◆ Exercise materials ◆
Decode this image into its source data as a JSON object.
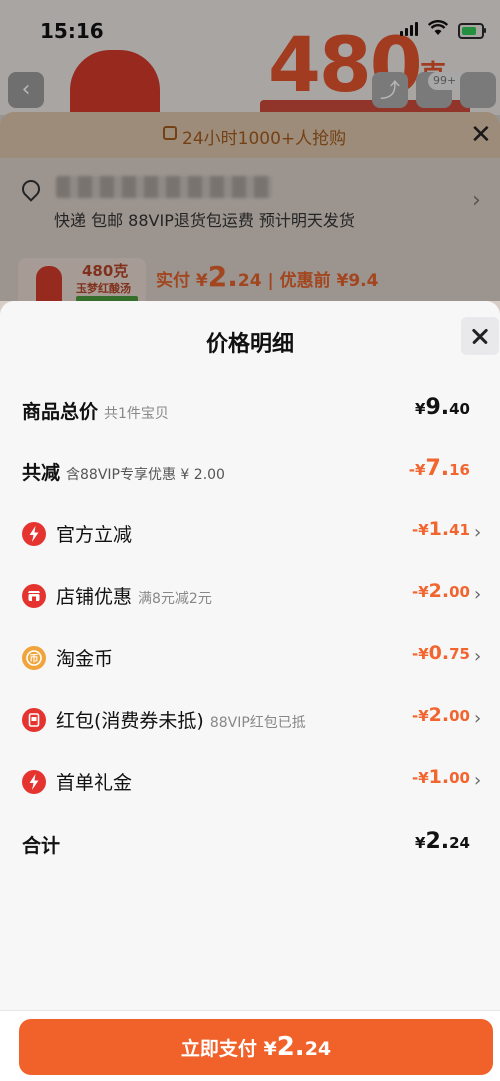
{
  "status_bar": {
    "time": "15:16"
  },
  "background_page": {
    "hero_number": "480",
    "hero_unit": "克",
    "cart_badge": "99+",
    "back_icon": "chevron-left-icon",
    "share_icon": "share-icon",
    "cart_icon": "cart-icon"
  },
  "sku_sheet": {
    "banner_text": "24小时1000+人抢购",
    "shipping_text": "快递  包邮  88VIP退货包运费  预计明天发货",
    "product_grams": "480克",
    "product_name": "玉梦红酸汤",
    "price_prefix": "实付 ¥",
    "price_int": "2.",
    "price_dec": "24",
    "price_before": " | 优惠前 ¥9.4"
  },
  "detail": {
    "title": "价格明细",
    "rows": [
      {
        "label": "商品总价",
        "sub": "共1件宝贝",
        "currency": "¥",
        "int": "9.",
        "dec": "40",
        "color": "#111111",
        "icon": ""
      },
      {
        "label": "共减",
        "sub": "含88VIP专享优惠 ¥ 2.00",
        "currency": "-¥",
        "int": "7.",
        "dec": "16",
        "color": "#f2652e",
        "icon": ""
      },
      {
        "label": "官方立减",
        "sub": "",
        "currency": "-¥",
        "int": "1.",
        "dec": "41",
        "color": "#f2652e",
        "icon": "lightning-icon"
      },
      {
        "label": "店铺优惠",
        "sub": "满8元减2元",
        "currency": "-¥",
        "int": "2.",
        "dec": "00",
        "color": "#f2652e",
        "icon": "store-icon"
      },
      {
        "label": "淘金币",
        "sub": "",
        "currency": "-¥",
        "int": "0.",
        "dec": "75",
        "color": "#f2652e",
        "icon": "coin-icon"
      },
      {
        "label": "红包(消费券未抵)",
        "sub": "88VIP红包已抵",
        "currency": "-¥",
        "int": "2.",
        "dec": "00",
        "color": "#f2652e",
        "icon": "red-packet-icon"
      },
      {
        "label": "首单礼金",
        "sub": "",
        "currency": "-¥",
        "int": "1.",
        "dec": "00",
        "color": "#f2652e",
        "icon": "lightning-icon"
      },
      {
        "label": "合计",
        "sub": "",
        "currency": "¥",
        "int": "2.",
        "dec": "24",
        "color": "#111111",
        "icon": ""
      }
    ]
  },
  "pay_button": {
    "label": "立即支付",
    "currency": "¥",
    "int": "2.",
    "dec": "24"
  },
  "colors": {
    "accent": "#f1622b",
    "discount": "#f2652e",
    "icon_red": "#e5332f",
    "icon_gold": "#f0a43a"
  }
}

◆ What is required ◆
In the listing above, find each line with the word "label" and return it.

◆ Task solution ◆
        "label": "商品总价",
        "label": "共减",
        "label": "官方立减",
        "label": "店铺优惠",
        "label": "淘金币",
        "label": "红包(消费券未抵)",
        "label": "首单礼金",
        "label": "合计",
    "label": "立即支付",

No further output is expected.